→ **SOURCE INFORMATION**:
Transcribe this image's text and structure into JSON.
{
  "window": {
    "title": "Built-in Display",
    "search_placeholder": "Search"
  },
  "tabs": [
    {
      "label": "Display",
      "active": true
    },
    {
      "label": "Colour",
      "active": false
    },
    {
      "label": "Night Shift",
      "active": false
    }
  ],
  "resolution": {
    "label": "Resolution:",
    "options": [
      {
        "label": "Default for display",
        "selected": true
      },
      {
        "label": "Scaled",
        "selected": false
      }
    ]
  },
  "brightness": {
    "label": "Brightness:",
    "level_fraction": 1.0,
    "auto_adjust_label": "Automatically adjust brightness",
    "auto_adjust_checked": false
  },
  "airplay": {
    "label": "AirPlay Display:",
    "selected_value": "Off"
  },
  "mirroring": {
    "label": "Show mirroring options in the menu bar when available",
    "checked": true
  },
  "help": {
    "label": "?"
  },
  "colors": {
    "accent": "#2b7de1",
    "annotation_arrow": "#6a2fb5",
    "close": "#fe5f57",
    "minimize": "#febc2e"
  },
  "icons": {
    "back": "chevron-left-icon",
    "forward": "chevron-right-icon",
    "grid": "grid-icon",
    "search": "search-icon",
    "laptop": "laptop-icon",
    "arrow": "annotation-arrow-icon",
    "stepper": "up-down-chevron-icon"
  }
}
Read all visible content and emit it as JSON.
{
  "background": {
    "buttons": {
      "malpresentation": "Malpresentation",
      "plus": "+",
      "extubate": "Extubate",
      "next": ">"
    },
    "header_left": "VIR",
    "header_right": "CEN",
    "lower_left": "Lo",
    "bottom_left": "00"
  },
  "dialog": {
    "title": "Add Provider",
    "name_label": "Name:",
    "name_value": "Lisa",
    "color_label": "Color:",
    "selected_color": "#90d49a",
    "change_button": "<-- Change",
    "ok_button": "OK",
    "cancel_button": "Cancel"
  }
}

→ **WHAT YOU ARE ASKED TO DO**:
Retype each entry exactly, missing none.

→ **RESPONSE**:
Transcribe this image's text and structure into JSON.
{
  "window": {
    "title": "Built-in Display",
    "search_placeholder": "Search"
  },
  "tabs": [
    {
      "label": "Display",
      "active": true
    },
    {
      "label": "Colour",
      "active": false
    },
    {
      "label": "Night Shift",
      "active": false
    }
  ],
  "resolution": {
    "label": "Resolution:",
    "options": [
      {
        "label": "Default for display",
        "selected": true
      },
      {
        "label": "Scaled",
        "selected": false
      }
    ]
  },
  "brightness": {
    "label": "Brightness:",
    "level_fraction": 1.0,
    "auto_adjust_label": "Automatically adjust brightness",
    "auto_adjust_checked": false
  },
  "airplay": {
    "label": "AirPlay Display:",
    "selected_value": "Off"
  },
  "mirroring": {
    "label": "Show mirroring options in the menu bar when available",
    "checked": true
  },
  "help": {
    "label": "?"
  },
  "colors": {
    "accent": "#2b7de1",
    "annotation_arrow": "#6a2fb5",
    "close": "#fe5f57",
    "minimize": "#febc2e"
  },
  "icons": {
    "back": "chevron-left-icon",
    "forward": "chevron-right-icon",
    "grid": "grid-icon",
    "search": "search-icon",
    "laptop": "laptop-icon",
    "arrow": "annotation-arrow-icon",
    "stepper": "up-down-chevron-icon"
  }
}
Read all visible content and emit it as JSON.
{
  "background": {
    "buttons": {
      "malpresentation": "Malpresentation",
      "plus": "+",
      "extubate": "Extubate",
      "next": ">"
    },
    "header_left": "VIR",
    "header_right": "CEN",
    "lower_left": "Lo",
    "bottom_left": "00"
  },
  "dialog": {
    "title": "Add Provider",
    "name_label": "Name:",
    "name_value": "Lisa",
    "color_label": "Color:",
    "selected_color": "#90d49a",
    "change_button": "<-- Change",
    "ok_button": "OK",
    "cancel_button": "Cancel"
  }
}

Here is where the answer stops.